* **WHAT YOU NEED TO DO**:
Set down the entries once more, exactly as given.

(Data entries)
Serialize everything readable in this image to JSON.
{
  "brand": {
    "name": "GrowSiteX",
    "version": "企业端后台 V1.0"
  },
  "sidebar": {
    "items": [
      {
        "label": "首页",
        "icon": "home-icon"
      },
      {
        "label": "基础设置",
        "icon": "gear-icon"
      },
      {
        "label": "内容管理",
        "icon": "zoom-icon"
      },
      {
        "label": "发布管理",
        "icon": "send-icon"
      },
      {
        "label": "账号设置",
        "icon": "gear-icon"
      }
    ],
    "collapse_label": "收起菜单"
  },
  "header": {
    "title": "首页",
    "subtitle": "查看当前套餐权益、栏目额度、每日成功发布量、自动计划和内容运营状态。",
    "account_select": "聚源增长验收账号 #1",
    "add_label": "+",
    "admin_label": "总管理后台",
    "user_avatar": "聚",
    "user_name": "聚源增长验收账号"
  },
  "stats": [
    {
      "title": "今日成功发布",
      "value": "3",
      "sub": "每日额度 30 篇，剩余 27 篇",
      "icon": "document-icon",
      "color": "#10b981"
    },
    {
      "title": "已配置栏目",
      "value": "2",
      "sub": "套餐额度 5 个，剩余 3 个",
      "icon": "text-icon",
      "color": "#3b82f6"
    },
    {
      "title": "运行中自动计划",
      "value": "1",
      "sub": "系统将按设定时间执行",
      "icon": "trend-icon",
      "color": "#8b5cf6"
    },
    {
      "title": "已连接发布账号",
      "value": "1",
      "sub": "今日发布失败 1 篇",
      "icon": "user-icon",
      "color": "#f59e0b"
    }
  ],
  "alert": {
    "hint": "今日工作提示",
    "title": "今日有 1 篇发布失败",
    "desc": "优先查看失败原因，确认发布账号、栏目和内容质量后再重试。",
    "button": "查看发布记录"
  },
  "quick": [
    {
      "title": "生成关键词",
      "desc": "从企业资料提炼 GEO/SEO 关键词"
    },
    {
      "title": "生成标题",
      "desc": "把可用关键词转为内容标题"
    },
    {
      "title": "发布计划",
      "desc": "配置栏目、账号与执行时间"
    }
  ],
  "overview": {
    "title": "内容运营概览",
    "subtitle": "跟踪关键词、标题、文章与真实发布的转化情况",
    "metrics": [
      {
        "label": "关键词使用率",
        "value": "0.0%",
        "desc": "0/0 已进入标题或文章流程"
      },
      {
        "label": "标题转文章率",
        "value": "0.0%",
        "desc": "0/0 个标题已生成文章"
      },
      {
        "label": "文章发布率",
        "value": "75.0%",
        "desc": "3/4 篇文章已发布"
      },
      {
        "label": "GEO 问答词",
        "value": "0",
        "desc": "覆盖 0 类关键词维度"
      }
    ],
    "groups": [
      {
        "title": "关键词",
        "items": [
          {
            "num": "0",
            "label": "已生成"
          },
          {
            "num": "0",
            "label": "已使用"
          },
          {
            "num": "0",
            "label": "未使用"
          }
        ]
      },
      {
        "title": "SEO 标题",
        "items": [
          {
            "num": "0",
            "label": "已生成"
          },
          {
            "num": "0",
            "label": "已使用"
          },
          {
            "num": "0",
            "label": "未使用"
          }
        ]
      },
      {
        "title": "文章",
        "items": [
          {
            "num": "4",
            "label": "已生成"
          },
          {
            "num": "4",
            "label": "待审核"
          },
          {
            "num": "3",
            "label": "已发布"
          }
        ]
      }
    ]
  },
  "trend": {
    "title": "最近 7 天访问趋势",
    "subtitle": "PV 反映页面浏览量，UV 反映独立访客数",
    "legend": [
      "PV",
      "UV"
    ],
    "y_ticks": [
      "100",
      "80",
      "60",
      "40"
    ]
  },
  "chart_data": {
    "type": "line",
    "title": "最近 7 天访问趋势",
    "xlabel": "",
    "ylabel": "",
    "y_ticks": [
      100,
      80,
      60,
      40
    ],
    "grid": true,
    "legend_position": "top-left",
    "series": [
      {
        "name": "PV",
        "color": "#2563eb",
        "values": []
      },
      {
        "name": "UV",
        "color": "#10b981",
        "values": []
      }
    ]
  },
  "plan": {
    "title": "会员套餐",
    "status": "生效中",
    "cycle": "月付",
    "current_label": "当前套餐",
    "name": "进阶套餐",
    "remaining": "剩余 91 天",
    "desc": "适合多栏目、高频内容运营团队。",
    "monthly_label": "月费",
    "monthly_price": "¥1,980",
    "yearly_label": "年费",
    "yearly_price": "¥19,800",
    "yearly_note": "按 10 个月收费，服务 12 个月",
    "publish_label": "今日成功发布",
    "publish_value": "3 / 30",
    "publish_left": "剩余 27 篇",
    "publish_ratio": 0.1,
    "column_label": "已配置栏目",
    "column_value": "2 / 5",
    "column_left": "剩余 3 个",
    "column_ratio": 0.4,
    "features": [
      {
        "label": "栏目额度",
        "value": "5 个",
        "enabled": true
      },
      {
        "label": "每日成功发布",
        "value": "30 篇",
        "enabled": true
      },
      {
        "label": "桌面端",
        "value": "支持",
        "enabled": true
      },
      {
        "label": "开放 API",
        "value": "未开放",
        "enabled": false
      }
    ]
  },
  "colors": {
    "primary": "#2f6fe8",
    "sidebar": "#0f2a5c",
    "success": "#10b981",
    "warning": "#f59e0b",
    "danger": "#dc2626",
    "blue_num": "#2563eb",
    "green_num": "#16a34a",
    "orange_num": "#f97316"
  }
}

* **REPLY TO THE EXERCISE**:
Serialize everything readable in this image to JSON.
{
  "brand": {
    "name": "GrowSiteX",
    "version": "企业端后台 V1.0"
  },
  "sidebar": {
    "items": [
      {
        "label": "首页",
        "icon": "home-icon"
      },
      {
        "label": "基础设置",
        "icon": "gear-icon"
      },
      {
        "label": "内容管理",
        "icon": "zoom-icon"
      },
      {
        "label": "发布管理",
        "icon": "send-icon"
      },
      {
        "label": "账号设置",
        "icon": "gear-icon"
      }
    ],
    "collapse_label": "收起菜单"
  },
  "header": {
    "title": "首页",
    "subtitle": "查看当前套餐权益、栏目额度、每日成功发布量、自动计划和内容运营状态。",
    "account_select": "聚源增长验收账号 #1",
    "add_label": "+",
    "admin_label": "总管理后台",
    "user_avatar": "聚",
    "user_name": "聚源增长验收账号"
  },
  "stats": [
    {
      "title": "今日成功发布",
      "value": "3",
      "sub": "每日额度 30 篇，剩余 27 篇",
      "icon": "document-icon",
      "color": "#10b981"
    },
    {
      "title": "已配置栏目",
      "value": "2",
      "sub": "套餐额度 5 个，剩余 3 个",
      "icon": "text-icon",
      "color": "#3b82f6"
    },
    {
      "title": "运行中自动计划",
      "value": "1",
      "sub": "系统将按设定时间执行",
      "icon": "trend-icon",
      "color": "#8b5cf6"
    },
    {
      "title": "已连接发布账号",
      "value": "1",
      "sub": "今日发布失败 1 篇",
      "icon": "user-icon",
      "color": "#f59e0b"
    }
  ],
  "alert": {
    "hint": "今日工作提示",
    "title": "今日有 1 篇发布失败",
    "desc": "优先查看失败原因，确认发布账号、栏目和内容质量后再重试。",
    "button": "查看发布记录"
  },
  "quick": [
    {
      "title": "生成关键词",
      "desc": "从企业资料提炼 GEO/SEO 关键词"
    },
    {
      "title": "生成标题",
      "desc": "把可用关键词转为内容标题"
    },
    {
      "title": "发布计划",
      "desc": "配置栏目、账号与执行时间"
    }
  ],
  "overview": {
    "title": "内容运营概览",
    "subtitle": "跟踪关键词、标题、文章与真实发布的转化情况",
    "metrics": [
      {
        "label": "关键词使用率",
        "value": "0.0%",
        "desc": "0/0 已进入标题或文章流程"
      },
      {
        "label": "标题转文章率",
        "value": "0.0%",
        "desc": "0/0 个标题已生成文章"
      },
      {
        "label": "文章发布率",
        "value": "75.0%",
        "desc": "3/4 篇文章已发布"
      },
      {
        "label": "GEO 问答词",
        "value": "0",
        "desc": "覆盖 0 类关键词维度"
      }
    ],
    "groups": [
      {
        "title": "关键词",
        "items": [
          {
            "num": "0",
            "label": "已生成"
          },
          {
            "num": "0",
            "label": "已使用"
          },
          {
            "num": "0",
            "label": "未使用"
          }
        ]
      },
      {
        "title": "SEO 标题",
        "items": [
          {
            "num": "0",
            "label": "已生成"
          },
          {
            "num": "0",
            "label": "已使用"
          },
          {
            "num": "0",
            "label": "未使用"
          }
        ]
      },
      {
        "title": "文章",
        "items": [
          {
            "num": "4",
            "label": "已生成"
          },
          {
            "num": "4",
            "label": "待审核"
          },
          {
            "num": "3",
            "label": "已发布"
          }
        ]
      }
    ]
  },
  "trend": {
    "title": "最近 7 天访问趋势",
    "subtitle": "PV 反映页面浏览量，UV 反映独立访客数",
    "legend": [
      "PV",
      "UV"
    ],
    "y_ticks": [
      "100",
      "80",
      "60",
      "40"
    ]
  },
  "chart_data": {
    "type": "line",
    "title": "最近 7 天访问趋势",
    "xlabel": "",
    "ylabel": "",
    "y_ticks": [
      100,
      80,
      60,
      40
    ],
    "grid": true,
    "legend_position": "top-left",
    "series": [
      {
        "name": "PV",
        "color": "#2563eb",
        "values": []
      },
      {
        "name": "UV",
        "color": "#10b981",
        "values": []
      }
    ]
  },
  "plan": {
    "title": "会员套餐",
    "status": "生效中",
    "cycle": "月付",
    "current_label": "当前套餐",
    "name": "进阶套餐",
    "remaining": "剩余 91 天",
    "desc": "适合多栏目、高频内容运营团队。",
    "monthly_label": "月费",
    "monthly_price": "¥1,980",
    "yearly_label": "年费",
    "yearly_price": "¥19,800",
    "yearly_note": "按 10 个月收费，服务 12 个月",
    "publish_label": "今日成功发布",
    "publish_value": "3 / 30",
    "publish_left": "剩余 27 篇",
    "publish_ratio": 0.1,
    "column_label": "已配置栏目",
    "column_value": "2 / 5",
    "column_left": "剩余 3 个",
    "column_ratio": 0.4,
    "features": [
      {
        "label": "栏目额度",
        "value": "5 个",
        "enabled": true
      },
      {
        "label": "每日成功发布",
        "value": "30 篇",
        "enabled": true
      },
      {
        "label": "桌面端",
        "value": "支持",
        "enabled": true
      },
      {
        "label": "开放 API",
        "value": "未开放",
        "enabled": false
      }
    ]
  },
  "colors": {
    "primary": "#2f6fe8",
    "sidebar": "#0f2a5c",
    "success": "#10b981",
    "warning": "#f59e0b",
    "danger": "#dc2626",
    "blue_num": "#2563eb",
    "green_num": "#16a34a",
    "orange_num": "#f97316"
  }
}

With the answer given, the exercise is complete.